# Task objective
Among the entries below, how many lines include "JSON"? Give the number alone.
Exercise material Start Marker
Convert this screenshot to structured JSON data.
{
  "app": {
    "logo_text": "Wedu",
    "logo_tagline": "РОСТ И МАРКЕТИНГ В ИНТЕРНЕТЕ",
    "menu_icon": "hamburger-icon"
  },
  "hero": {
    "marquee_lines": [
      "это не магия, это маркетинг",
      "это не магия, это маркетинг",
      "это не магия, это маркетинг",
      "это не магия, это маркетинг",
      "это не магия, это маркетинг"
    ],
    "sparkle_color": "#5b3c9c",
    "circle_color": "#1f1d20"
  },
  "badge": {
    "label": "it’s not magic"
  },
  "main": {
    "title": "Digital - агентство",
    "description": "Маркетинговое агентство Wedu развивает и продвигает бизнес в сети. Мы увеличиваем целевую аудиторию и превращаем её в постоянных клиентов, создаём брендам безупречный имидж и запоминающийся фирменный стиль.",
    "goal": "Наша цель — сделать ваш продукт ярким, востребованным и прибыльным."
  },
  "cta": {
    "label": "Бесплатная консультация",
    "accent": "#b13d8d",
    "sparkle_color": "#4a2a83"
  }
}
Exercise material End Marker
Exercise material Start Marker
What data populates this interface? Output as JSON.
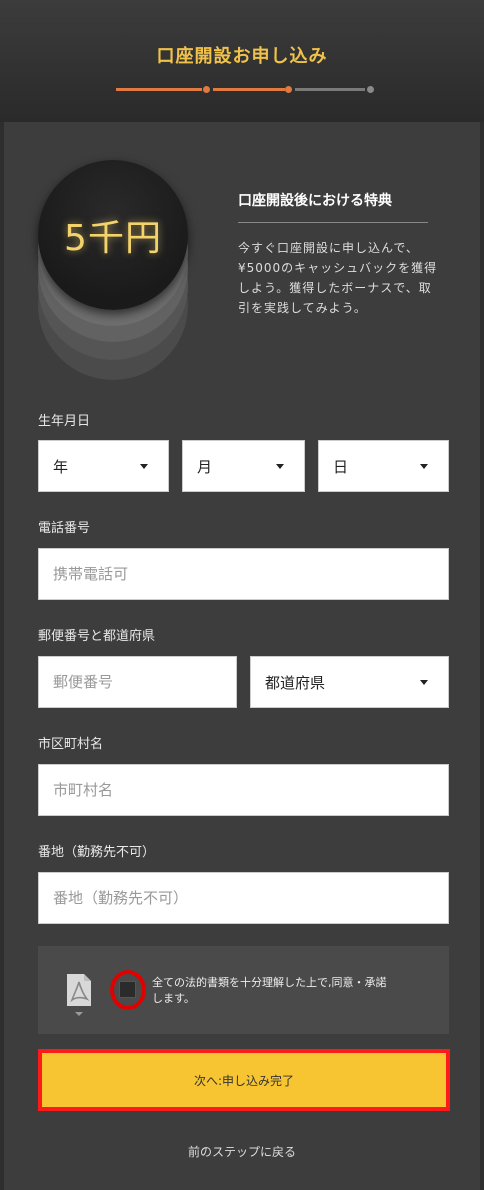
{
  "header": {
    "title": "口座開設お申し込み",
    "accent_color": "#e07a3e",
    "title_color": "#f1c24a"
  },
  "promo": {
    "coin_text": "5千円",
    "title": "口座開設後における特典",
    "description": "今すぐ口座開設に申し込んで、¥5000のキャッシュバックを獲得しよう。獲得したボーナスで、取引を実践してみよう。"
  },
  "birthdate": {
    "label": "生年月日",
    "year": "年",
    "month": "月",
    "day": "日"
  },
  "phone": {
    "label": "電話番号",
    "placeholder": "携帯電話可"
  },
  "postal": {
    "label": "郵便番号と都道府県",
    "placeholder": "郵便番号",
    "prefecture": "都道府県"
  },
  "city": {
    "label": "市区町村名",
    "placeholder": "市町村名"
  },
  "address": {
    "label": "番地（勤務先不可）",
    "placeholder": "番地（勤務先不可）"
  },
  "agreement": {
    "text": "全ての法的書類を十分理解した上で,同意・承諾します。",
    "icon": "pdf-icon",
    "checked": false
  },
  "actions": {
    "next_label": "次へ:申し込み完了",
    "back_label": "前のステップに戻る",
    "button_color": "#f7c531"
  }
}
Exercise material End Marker
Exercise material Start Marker
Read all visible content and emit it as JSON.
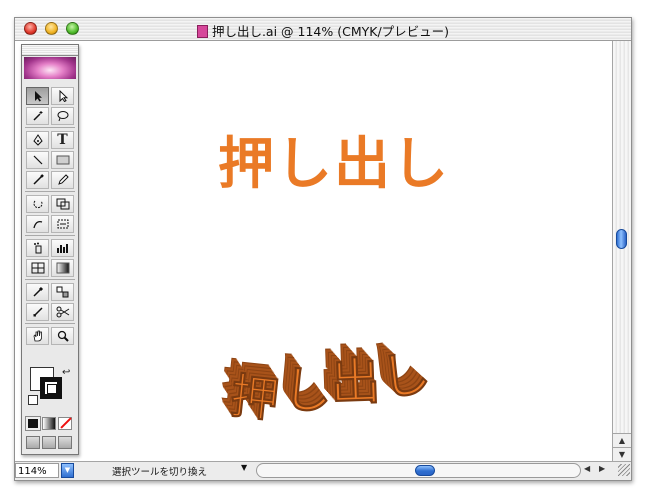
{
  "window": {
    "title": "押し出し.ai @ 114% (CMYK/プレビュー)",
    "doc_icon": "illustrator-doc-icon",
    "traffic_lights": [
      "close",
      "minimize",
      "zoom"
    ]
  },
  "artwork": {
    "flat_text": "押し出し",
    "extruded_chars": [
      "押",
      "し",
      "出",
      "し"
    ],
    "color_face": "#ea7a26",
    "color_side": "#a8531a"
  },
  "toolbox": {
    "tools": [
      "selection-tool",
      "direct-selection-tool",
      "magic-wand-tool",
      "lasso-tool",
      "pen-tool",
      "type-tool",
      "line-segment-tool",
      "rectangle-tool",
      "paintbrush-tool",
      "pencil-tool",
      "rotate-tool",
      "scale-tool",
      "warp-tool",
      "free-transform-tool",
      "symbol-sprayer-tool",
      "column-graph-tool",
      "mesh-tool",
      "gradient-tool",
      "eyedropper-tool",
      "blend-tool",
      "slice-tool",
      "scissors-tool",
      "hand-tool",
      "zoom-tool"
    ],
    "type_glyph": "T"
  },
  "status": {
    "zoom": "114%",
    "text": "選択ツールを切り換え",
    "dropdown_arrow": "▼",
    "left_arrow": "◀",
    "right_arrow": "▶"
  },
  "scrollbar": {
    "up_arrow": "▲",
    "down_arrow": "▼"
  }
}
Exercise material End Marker
# Result of this task
3